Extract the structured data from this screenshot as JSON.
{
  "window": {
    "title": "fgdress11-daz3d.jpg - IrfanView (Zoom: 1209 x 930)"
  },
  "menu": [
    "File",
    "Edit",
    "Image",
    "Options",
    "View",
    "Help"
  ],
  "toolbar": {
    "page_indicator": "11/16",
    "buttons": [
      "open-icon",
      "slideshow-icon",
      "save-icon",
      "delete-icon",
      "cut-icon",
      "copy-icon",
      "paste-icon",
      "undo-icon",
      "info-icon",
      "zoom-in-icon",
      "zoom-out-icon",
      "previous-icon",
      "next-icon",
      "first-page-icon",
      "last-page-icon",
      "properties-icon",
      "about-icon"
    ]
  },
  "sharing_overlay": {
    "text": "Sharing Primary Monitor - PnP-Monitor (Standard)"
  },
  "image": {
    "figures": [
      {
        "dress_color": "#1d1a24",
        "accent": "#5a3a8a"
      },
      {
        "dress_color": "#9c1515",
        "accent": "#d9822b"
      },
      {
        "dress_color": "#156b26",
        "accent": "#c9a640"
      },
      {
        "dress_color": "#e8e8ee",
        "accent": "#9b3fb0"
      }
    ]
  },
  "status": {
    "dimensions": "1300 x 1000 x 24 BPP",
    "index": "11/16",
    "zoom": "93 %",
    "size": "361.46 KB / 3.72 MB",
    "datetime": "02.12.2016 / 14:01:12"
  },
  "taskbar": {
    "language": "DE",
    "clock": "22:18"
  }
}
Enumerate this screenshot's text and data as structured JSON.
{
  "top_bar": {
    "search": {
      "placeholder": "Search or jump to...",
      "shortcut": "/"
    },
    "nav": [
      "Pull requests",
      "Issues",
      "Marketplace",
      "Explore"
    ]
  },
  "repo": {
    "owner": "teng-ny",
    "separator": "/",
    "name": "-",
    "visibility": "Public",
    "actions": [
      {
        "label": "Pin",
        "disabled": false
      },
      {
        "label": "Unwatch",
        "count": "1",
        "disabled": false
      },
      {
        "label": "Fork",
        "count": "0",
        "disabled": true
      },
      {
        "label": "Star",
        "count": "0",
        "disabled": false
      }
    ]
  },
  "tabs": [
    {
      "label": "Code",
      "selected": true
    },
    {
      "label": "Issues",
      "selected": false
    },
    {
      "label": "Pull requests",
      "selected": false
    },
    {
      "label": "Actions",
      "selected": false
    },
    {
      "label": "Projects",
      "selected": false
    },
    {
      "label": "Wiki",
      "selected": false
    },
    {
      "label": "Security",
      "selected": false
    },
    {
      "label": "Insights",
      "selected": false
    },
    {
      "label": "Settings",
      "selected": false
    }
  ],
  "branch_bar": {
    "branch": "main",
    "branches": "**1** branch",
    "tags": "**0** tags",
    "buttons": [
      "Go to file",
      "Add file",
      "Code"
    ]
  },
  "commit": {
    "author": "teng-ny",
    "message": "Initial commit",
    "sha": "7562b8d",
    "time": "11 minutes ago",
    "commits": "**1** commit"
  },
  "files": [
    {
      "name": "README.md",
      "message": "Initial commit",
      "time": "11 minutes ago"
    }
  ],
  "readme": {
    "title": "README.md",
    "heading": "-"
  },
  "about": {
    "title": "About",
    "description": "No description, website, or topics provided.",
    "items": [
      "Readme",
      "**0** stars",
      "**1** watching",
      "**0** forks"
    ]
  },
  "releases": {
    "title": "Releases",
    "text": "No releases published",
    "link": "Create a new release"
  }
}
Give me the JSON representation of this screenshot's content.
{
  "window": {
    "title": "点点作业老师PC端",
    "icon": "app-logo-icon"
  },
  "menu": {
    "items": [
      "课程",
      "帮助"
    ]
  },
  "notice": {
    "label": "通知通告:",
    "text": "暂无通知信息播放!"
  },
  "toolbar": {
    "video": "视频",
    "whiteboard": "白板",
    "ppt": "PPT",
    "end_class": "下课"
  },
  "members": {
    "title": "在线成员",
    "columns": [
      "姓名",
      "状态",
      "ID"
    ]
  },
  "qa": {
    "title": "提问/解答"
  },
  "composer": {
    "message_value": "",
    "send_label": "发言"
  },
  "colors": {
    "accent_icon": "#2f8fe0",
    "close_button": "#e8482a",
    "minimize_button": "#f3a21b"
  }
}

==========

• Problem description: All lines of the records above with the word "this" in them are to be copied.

• Task solution:
Extract the structured data from this screenshot as JSON.
Enumerate this screenshot's text and data as structured JSON.
Give me the JSON representation of this screenshot's content.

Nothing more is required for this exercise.